If your health practice leases an area to pathology and radiology providers, you need to be aware of the Australian Government regulations that apply to these arrangements. These regulations are designed to prevent conflicts of interest, which might cause practitioners to refer excessively.
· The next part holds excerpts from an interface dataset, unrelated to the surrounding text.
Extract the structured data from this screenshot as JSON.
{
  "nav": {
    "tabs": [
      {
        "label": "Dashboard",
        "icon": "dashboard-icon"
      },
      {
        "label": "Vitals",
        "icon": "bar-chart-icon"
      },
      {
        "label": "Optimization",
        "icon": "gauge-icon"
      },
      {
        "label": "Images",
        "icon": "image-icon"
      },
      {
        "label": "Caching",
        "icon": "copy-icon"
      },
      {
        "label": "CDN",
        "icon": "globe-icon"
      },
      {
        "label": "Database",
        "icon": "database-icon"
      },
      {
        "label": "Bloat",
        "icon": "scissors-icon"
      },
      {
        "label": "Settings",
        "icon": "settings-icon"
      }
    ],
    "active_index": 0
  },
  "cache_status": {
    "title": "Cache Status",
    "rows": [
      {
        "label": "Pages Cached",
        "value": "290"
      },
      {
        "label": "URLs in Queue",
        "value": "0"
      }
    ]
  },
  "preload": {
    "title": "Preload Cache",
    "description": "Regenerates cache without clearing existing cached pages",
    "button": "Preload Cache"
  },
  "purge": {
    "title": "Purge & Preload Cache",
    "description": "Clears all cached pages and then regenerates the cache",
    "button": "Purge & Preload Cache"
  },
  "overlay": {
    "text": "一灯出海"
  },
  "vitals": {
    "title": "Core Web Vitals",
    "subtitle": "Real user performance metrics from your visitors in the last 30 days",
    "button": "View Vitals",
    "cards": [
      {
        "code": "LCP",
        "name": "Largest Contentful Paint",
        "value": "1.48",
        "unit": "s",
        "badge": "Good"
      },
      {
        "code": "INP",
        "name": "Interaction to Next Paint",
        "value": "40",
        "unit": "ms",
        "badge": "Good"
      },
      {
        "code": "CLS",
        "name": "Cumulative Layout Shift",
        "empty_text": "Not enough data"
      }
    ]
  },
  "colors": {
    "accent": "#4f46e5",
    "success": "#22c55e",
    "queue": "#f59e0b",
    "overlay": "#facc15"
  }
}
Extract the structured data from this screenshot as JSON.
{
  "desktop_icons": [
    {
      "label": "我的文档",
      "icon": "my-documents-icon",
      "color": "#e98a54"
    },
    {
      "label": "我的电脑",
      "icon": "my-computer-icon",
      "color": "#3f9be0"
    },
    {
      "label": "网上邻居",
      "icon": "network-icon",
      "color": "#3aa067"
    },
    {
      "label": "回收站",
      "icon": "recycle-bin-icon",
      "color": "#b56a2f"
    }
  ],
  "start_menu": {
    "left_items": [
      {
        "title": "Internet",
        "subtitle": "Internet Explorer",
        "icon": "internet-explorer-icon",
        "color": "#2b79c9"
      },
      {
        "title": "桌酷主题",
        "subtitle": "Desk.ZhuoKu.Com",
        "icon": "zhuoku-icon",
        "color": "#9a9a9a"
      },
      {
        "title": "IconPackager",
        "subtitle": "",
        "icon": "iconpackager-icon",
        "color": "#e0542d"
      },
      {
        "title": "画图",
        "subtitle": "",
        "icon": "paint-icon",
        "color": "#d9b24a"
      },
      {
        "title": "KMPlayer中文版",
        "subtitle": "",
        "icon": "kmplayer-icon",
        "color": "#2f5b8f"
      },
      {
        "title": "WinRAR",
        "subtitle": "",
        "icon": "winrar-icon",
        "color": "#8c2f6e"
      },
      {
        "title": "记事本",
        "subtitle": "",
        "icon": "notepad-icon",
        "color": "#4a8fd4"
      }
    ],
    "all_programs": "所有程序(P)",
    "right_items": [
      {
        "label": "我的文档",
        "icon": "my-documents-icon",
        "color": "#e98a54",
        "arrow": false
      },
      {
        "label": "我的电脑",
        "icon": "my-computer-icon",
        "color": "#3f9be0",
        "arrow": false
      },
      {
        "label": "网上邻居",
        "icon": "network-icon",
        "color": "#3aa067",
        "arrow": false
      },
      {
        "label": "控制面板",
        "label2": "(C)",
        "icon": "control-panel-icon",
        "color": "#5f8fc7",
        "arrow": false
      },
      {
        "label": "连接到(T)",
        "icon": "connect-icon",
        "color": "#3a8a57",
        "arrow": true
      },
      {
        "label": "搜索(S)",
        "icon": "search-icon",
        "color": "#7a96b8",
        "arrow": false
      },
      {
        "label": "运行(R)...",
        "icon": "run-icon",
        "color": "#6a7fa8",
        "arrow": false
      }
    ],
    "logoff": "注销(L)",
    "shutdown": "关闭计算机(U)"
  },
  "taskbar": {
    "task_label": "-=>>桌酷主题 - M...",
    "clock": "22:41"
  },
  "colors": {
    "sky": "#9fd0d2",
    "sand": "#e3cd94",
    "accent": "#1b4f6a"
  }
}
Significant penalties apply for any breaches of the regulations and we want you to be protected.
These leasing arrangements usually involve GPs, however the regulations apply to anyone who can request or provide Medicare-eligible investigations (eg. specialists, dentists, podiatrists, physiotherapists, osteopaths, chiropractors, nurse practitioners).
If you need any advice from our specialist health lawyers on this topic, please get in contact here.
What does this mean for me?
The legislation that affects the contractual arrangements between you and the pathology/radiology provider is the Health Insurance Act 1973. There are a few key points you need to be aware of:
- The rent payments cannot be ‘substantially different from the market value’ i.e. not 20% more or less than market value’,
- The lease cannot include any incentives based on number, kind or value of requests for pathology or imaging services
- The share of outgoings paid for by the pathology / imaging service (eg. electricity or gas) must be proportional to the amount used by it
- Providing staff or equipment for use by the pathology / imaging service must be included in the rent and not dependent on the number of referrals
- From 1 July 2018, all new lease agreements between requesters and providers must be submitted through Health Professional Online Services (HPOS) with supporting documents.
Breach of the Act can result in fines of up to $1.26m for a company, $126,000 for an individual and/or criminal imprisonment of up to 5 years and may result in the Medicare Participation Review Committee excluding Practitioners from Medicare.
Where can I go for more information?
The Department of Health “Red Book: Guidance on Laws Relating to Pathology and Diagnostic Imaging” available here provides a lot of detail on the legislation and how Practitioners and Providers can ensure they comply with it.
The Act doesn’t specify how to prove that the rent and other payments are reasonable but documents (eg. valuations) supporting the rent and other lease arrangements must be submitted with the lease to HPOS and should be kept by practice owners and pathology / imaging service providers in case of audit.
- Red Book Guidance on Laws Relating to Pathology and Diagnostic Imaging – Prohibited Practices
- The Australian Government Department of Health – Pathology Rents
- Health Insurance Act 1973
If you need any advice from our specialist health business lawyers on this topic feel free to get in contact here.